Stack Overflow is a question and answer site for professional and enthusiast programmers. It's 100% free, no registration required.

I am trying to read a file using csv.DictReader

I have a field that is supposed to be an integer.if it is empty i will set it as DEFAULT if it is an integer i do nothing.if it is not an integer i check if it is a quoted integer(like '1234').if so I will convert it to integer.Else an exception is raised.

it works as expected if its empty or it is an integer.Now if it is a quoted integer(like '1234') ,an exception is raised integer invalid literal for float(): '1234'.

it is not supposed to raise exception in this case.

I think it has something to do with the way DictReader reads the csv file. Everyhting else is just fine.Please help

 if not line[key]:
    line[key]='DEFAULT'
 elif not isinstance(line[key], (int, long, float)) :                        
    try:
      line[key]=float(line[key])
    except Exception,e :
      print e
share|improve this question
    
What version of Python are you using? float() should work just fine on strings. However, if all the numbers are integers, why not use int(). –  Michael Mior Jul 28 '11 at 13:50
    
By integer i meant numeric.sorry.Also aix's answer is correct.its just that I cannot accept an answer within 8 minutes –  Jibin Jul 28 '11 at 13:55
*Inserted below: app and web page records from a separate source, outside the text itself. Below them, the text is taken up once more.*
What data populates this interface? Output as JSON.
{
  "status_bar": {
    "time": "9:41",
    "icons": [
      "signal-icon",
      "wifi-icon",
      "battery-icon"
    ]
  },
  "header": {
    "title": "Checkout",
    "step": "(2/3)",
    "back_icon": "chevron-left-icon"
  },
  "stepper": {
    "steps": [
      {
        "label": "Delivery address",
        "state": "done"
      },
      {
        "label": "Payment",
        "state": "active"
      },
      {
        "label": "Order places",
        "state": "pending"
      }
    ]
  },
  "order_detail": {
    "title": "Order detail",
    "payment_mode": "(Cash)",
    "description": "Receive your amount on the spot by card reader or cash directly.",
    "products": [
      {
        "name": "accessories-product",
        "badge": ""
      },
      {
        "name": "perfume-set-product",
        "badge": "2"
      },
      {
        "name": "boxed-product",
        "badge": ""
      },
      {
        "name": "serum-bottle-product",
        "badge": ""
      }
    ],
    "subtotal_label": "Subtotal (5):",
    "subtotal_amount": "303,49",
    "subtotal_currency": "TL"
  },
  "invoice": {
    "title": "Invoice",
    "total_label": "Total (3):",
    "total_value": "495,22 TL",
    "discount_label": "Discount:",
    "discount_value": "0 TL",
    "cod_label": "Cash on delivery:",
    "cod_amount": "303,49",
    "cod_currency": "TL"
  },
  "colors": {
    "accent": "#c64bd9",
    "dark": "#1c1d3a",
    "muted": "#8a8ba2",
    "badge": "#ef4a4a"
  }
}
3 Answers 3

up vote 4 down vote accepted

The problem is that the single quotes are part of your string:

In [7]: float("'1234'")
ValueError: invalid literal for float(): '1234'

If you remove them, things should work:

In [8]: float("'1234'".strip("'"))
Out[9]: 1234.0
share|improve this answer
    
Well spotted! :) –  Michael Mior Jul 28 '11 at 14:56

This might not be the smartest way, but if you want to make sure there are only digits in your string, you could just remove all non-digits.

>>> import string
>>> extract = lambda s, charset: "".join(c for c in s if c in charset)
>>> float( extract("'h0424.234\"foo", string.digits + ".") )
424.234
share|improve this answer

If your literal is something like "'1234'" or '"1234"' and '1234' you can use replace before converting:

data = ["'1234'", '"1234"', '1234', '', 1234]
[float(str(a).replace("'","").replace('"','')) if str(a).strip() else 'DEFAULT' for a in data]
share|improve this answer

Your Answer

 
discard

By posting your answer, you agree to the privacy policy and terms of service.

Not the answer you're looking for? Browse other questions tagged or ask your own question.